[Opening Data for processing section]
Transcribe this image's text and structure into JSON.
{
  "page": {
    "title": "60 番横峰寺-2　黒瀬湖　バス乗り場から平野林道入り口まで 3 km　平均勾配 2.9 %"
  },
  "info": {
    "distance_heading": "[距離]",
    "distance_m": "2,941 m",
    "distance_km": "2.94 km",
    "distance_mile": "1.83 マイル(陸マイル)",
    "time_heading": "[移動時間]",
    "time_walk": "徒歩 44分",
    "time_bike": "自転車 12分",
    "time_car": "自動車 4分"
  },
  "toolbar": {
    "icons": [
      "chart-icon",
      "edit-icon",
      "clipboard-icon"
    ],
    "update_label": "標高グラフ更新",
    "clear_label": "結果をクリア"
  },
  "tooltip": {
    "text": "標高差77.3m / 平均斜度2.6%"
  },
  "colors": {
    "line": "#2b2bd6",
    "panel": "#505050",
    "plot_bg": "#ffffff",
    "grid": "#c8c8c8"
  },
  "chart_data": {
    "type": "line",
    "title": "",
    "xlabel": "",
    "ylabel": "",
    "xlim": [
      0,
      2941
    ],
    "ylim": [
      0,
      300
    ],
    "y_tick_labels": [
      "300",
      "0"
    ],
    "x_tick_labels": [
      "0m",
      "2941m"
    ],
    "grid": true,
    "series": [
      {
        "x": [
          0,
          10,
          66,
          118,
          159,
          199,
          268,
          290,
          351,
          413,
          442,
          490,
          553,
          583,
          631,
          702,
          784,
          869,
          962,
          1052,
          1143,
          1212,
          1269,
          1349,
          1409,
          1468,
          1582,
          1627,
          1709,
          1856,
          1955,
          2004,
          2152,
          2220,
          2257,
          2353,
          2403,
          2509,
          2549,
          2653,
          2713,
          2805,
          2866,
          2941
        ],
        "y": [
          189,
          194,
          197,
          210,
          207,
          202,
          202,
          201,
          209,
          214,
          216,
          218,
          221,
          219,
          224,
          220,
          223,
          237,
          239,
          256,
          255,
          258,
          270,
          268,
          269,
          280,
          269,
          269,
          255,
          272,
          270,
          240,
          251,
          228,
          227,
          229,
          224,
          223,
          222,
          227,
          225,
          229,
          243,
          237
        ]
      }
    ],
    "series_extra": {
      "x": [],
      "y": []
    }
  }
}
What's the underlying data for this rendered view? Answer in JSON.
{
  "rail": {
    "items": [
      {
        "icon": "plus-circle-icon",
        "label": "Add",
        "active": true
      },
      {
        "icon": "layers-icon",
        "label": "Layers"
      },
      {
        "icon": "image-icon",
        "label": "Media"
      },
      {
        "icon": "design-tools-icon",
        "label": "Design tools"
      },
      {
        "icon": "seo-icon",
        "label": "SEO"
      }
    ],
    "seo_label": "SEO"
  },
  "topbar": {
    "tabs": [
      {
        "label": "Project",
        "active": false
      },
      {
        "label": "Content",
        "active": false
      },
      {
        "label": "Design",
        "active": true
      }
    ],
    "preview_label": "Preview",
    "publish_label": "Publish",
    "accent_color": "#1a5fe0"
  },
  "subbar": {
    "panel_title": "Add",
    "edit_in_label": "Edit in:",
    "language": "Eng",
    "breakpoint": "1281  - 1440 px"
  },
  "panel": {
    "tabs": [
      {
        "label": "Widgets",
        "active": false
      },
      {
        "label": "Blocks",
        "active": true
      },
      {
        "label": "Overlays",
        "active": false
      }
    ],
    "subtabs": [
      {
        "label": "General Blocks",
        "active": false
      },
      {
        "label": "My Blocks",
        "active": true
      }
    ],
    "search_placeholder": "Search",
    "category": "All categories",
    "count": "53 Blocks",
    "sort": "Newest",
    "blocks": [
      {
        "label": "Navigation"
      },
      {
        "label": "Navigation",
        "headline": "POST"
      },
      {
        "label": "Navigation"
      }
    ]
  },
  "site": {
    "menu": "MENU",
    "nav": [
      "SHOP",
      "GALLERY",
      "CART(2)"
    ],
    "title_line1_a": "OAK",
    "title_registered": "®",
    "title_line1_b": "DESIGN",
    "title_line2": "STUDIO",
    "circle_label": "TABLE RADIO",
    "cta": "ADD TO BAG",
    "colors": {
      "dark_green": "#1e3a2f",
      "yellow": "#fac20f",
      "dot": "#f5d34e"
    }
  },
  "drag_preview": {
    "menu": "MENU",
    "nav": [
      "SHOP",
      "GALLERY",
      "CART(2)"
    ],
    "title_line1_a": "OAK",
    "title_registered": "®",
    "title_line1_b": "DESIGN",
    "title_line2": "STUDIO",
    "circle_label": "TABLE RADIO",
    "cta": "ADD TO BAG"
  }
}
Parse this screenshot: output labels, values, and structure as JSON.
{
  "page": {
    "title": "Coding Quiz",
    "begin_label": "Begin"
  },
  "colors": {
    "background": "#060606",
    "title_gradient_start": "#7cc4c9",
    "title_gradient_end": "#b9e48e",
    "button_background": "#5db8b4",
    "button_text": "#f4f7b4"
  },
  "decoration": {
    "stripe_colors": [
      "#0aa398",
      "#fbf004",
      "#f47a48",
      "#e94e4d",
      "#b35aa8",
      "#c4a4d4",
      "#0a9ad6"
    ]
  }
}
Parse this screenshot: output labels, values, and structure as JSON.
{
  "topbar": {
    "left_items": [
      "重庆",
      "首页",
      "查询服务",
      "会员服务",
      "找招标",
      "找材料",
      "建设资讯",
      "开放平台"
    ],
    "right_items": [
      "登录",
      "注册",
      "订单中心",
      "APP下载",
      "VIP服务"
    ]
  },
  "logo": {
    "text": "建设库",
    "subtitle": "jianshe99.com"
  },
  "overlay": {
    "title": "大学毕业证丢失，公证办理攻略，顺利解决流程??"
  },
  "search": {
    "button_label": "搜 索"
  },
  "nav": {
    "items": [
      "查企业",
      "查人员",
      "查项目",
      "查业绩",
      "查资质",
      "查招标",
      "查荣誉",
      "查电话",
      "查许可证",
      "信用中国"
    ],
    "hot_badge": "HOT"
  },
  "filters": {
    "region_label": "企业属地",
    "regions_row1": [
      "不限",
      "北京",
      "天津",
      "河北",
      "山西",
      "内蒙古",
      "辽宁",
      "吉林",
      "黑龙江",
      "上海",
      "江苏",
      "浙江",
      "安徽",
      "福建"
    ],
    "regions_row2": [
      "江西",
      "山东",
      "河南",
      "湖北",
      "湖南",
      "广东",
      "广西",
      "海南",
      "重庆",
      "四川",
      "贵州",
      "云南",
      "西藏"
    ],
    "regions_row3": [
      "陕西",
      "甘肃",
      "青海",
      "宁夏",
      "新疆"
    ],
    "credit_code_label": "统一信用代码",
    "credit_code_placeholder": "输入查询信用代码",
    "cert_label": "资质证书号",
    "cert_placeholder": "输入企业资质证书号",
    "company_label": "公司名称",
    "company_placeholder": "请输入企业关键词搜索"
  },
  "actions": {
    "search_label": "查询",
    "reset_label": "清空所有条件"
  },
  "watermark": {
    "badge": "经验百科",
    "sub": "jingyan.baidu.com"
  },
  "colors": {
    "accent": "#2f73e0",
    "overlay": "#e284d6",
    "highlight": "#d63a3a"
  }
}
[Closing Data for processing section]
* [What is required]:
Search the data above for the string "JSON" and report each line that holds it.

* [Problem solution]:
Transcribe this image's text and structure into JSON.
What's the underlying data for this rendered view? Answer in JSON.
Parse this screenshot: output labels, values, and structure as JSON.
Parse this screenshot: output labels, values, and structure as JSON.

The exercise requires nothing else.